((

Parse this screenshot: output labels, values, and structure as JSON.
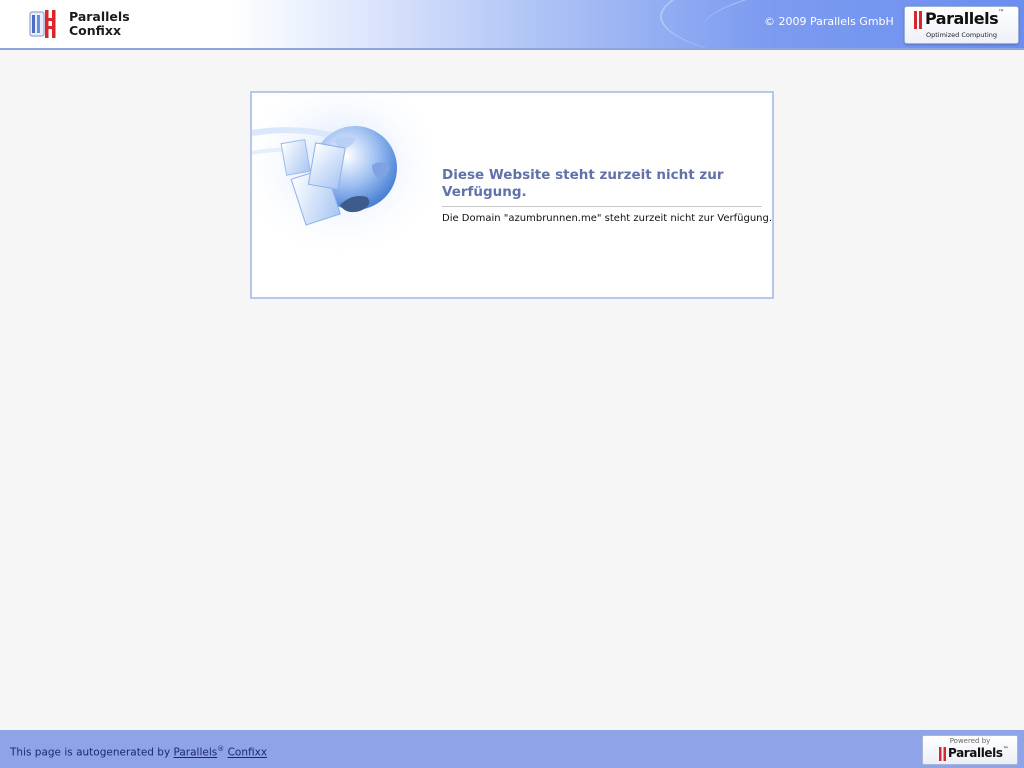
{
  "header": {
    "app_name_line1": "Parallels",
    "app_name_line2": "Confixx",
    "copyright": "© 2009 Parallels GmbH",
    "brand": {
      "name": "Parallels",
      "trademark": "™",
      "tagline": "Optimized Computing"
    }
  },
  "notice": {
    "title": "Diese Website steht zurzeit nicht zur Verfügung.",
    "message": "Die Domain \"azumbrunnen.me\" steht zurzeit nicht zur Verfügung."
  },
  "footer": {
    "prefix": "This page is autogenerated by ",
    "link_parallels": "Parallels",
    "registered": "®",
    "link_confixx": "Confixx",
    "powered_label": "Powered by",
    "powered_brand": "Parallels",
    "powered_trademark": "™"
  },
  "colors": {
    "brand_red": "#d9262c",
    "title_blue": "#6072a9",
    "footer_blue": "#8fa4e8"
  }
}
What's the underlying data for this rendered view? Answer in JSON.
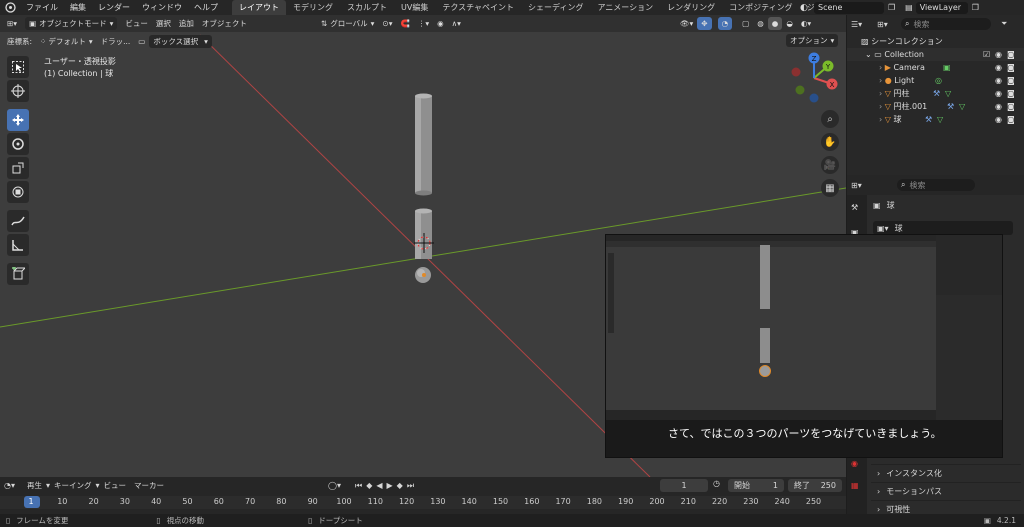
{
  "menu": {
    "items": [
      "ファイル",
      "編集",
      "レンダー",
      "ウィンドウ",
      "ヘルプ"
    ],
    "tabs": [
      "レイアウト",
      "モデリング",
      "スカルプト",
      "UV編集",
      "テクスチャペイント",
      "シェーディング",
      "アニメーション",
      "レンダリング",
      "コンポジティング",
      "ジオメトリ..."
    ],
    "scene": "Scene",
    "view_layer": "ViewLayer"
  },
  "viewport_header": {
    "mode": "オブジェクトモード",
    "menus": [
      "ビュー",
      "選択",
      "追加",
      "オブジェクト"
    ],
    "orientation": "グローバル"
  },
  "viewport_header2": {
    "coord_label": "座標系:",
    "coord_value": "デフォルト",
    "drag_label": "ドラッ...",
    "select_box": "ボックス選択",
    "options": "オプション"
  },
  "viewport": {
    "view_name": "ユーザー・透視投影",
    "collection_info": "(1) Collection | 球"
  },
  "gizmo": {
    "x": "X",
    "y": "Y",
    "z": "Z"
  },
  "outliner": {
    "search_placeholder": "検索",
    "scene_collection": "シーンコレクション",
    "collection": "Collection",
    "items": [
      "Camera",
      "Light",
      "円柱",
      "円柱.001",
      "球"
    ]
  },
  "properties": {
    "search_placeholder": "検索",
    "object_name": "球",
    "object_field": "球",
    "sections": [
      "インスタンス化",
      "モーションパス",
      "可視性"
    ]
  },
  "timeline": {
    "menus": [
      "再生",
      "キーイング",
      "ビュー",
      "マーカー"
    ],
    "current_frame": "1",
    "start_label": "開始",
    "start_value": "1",
    "end_label": "終了",
    "end_value": "250",
    "ticks": [
      "1",
      "10",
      "20",
      "30",
      "40",
      "50",
      "60",
      "70",
      "80",
      "90",
      "100",
      "110",
      "120",
      "130",
      "140",
      "150",
      "160",
      "170",
      "180",
      "190",
      "200",
      "210",
      "220",
      "230",
      "240",
      "250"
    ]
  },
  "statusbar": {
    "items": [
      "フレームを変更",
      "視点の移動",
      "ドープシート"
    ],
    "version": "4.2.1"
  },
  "pip": {
    "subtitle": "さて、ではこの３つのパーツをつなげていきましょう。"
  }
}
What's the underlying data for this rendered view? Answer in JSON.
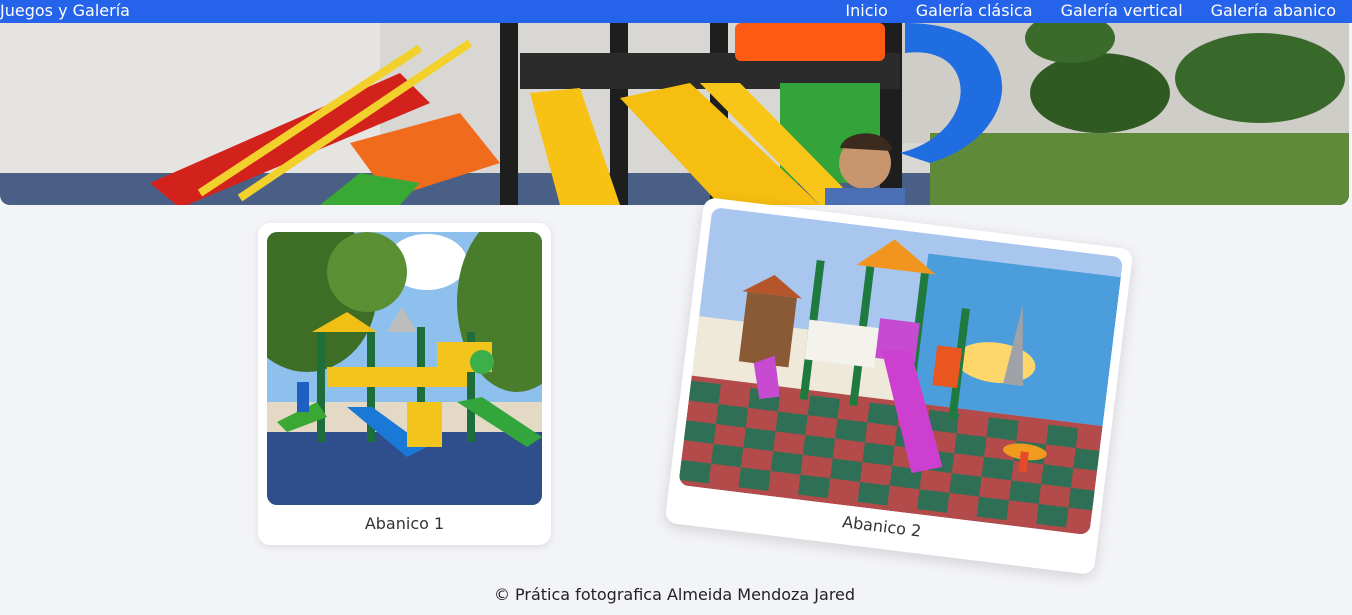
{
  "navbar": {
    "brand": "Juegos y Galería",
    "links": [
      "Inicio",
      "Galería clásica",
      "Galería vertical",
      "Galería abanico"
    ]
  },
  "gallery": [
    {
      "caption": "Abanico 1"
    },
    {
      "caption": "Abanico 2"
    }
  ],
  "footer": {
    "text": "© Prática fotografica Almeida Mendoza Jared"
  },
  "colors": {
    "navbar": "#2563eb",
    "background": "#f3f4f8",
    "card": "#ffffff"
  }
}
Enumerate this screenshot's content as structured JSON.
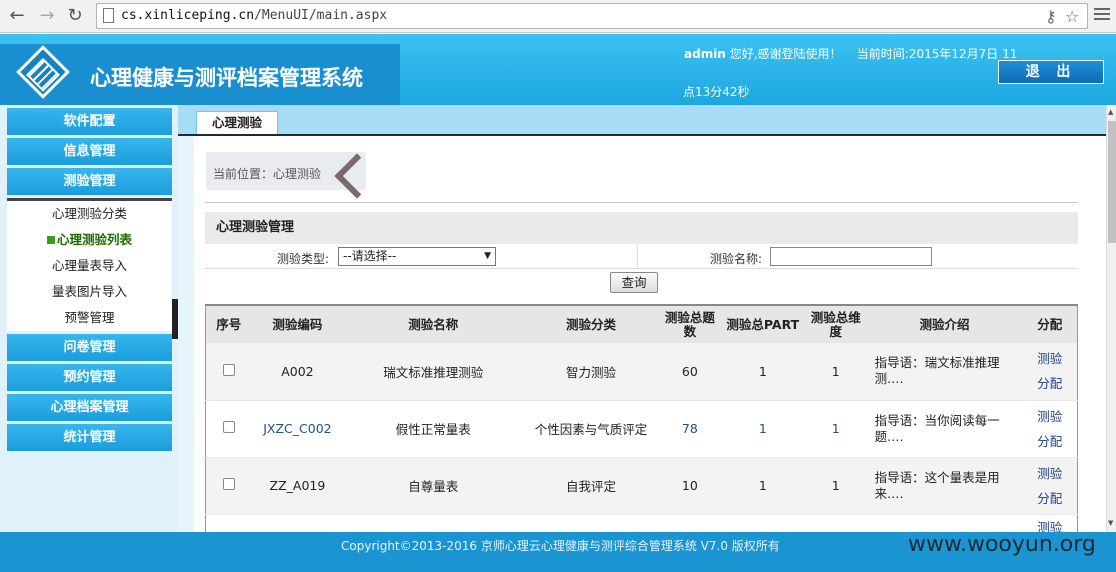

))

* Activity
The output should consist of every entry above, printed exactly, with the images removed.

* Exercise solution
Parse this screenshot: output labels, values, and structure as JSON.
{
  "header": {
    "app_name_line1": "Parallels",
    "app_name_line2": "Confixx",
    "copyright": "© 2009 Parallels GmbH",
    "brand": {
      "name": "Parallels",
      "trademark": "™",
      "tagline": "Optimized Computing"
    }
  },
  "notice": {
    "title": "Diese Website steht zurzeit nicht zur Verfügung.",
    "message": "Die Domain \"azumbrunnen.me\" steht zurzeit nicht zur Verfügung."
  },
  "footer": {
    "prefix": "This page is autogenerated by ",
    "link_parallels": "Parallels",
    "registered": "®",
    "link_confixx": "Confixx",
    "powered_label": "Powered by",
    "powered_brand": "Parallels",
    "powered_trademark": "™"
  },
  "colors": {
    "brand_red": "#d9262c",
    "title_blue": "#6072a9",
    "footer_blue": "#8fa4e8"
  }
}
What's the underlying data for this rendered view? Answer in JSON.
{
  "menu": {
    "items": [
      "ファイル",
      "編集",
      "レンダー",
      "ウィンドウ",
      "ヘルプ"
    ],
    "tabs": [
      "レイアウト",
      "モデリング",
      "スカルプト",
      "UV編集",
      "テクスチャペイント",
      "シェーディング",
      "アニメーション",
      "レンダリング",
      "コンポジティング",
      "ジオメトリ..."
    ],
    "scene": "Scene",
    "view_layer": "ViewLayer"
  },
  "viewport_header": {
    "mode": "オブジェクトモード",
    "menus": [
      "ビュー",
      "選択",
      "追加",
      "オブジェクト"
    ],
    "orientation": "グローバル"
  },
  "viewport_header2": {
    "coord_label": "座標系:",
    "coord_value": "デフォルト",
    "drag_label": "ドラッ...",
    "select_box": "ボックス選択",
    "options": "オプション"
  },
  "viewport": {
    "view_name": "ユーザー・透視投影",
    "collection_info": "(1) Collection | 球"
  },
  "gizmo": {
    "x": "X",
    "y": "Y",
    "z": "Z"
  },
  "outliner": {
    "search_placeholder": "検索",
    "scene_collection": "シーンコレクション",
    "collection": "Collection",
    "items": [
      "Camera",
      "Light",
      "円柱",
      "円柱.001",
      "球"
    ]
  },
  "properties": {
    "search_placeholder": "検索",
    "object_name": "球",
    "object_field": "球",
    "sections": [
      "インスタンス化",
      "モーションパス",
      "可視性"
    ]
  },
  "timeline": {
    "menus": [
      "再生",
      "キーイング",
      "ビュー",
      "マーカー"
    ],
    "current_frame": "1",
    "start_label": "開始",
    "start_value": "1",
    "end_label": "終了",
    "end_value": "250",
    "ticks": [
      "1",
      "10",
      "20",
      "30",
      "40",
      "50",
      "60",
      "70",
      "80",
      "90",
      "100",
      "110",
      "120",
      "130",
      "140",
      "150",
      "160",
      "170",
      "180",
      "190",
      "200",
      "210",
      "220",
      "230",
      "240",
      "250"
    ]
  },
  "statusbar": {
    "items": [
      "フレームを変更",
      "視点の移動",
      "ドープシート"
    ],
    "version": "4.2.1"
  },
  "pip": {
    "subtitle": "さて、ではこの３つのパーツをつなげていきましょう。"
  }
}
What's the underlying data for this rendered view? Answer in JSON.
{
  "navbar": {
    "brand": "Juegos y Galería",
    "links": [
      "Inicio",
      "Galería clásica",
      "Galería vertical",
      "Galería abanico"
    ]
  },
  "gallery": [
    {
      "caption": "Abanico 1"
    },
    {
      "caption": "Abanico 2"
    }
  ],
  "footer": {
    "text": "© Prática fotografica Almeida Mendoza Jared"
  },
  "colors": {
    "navbar": "#2563eb",
    "background": "#f3f4f8",
    "card": "#ffffff"
  }
}
Enumerate this screenshot's content as structured JSON.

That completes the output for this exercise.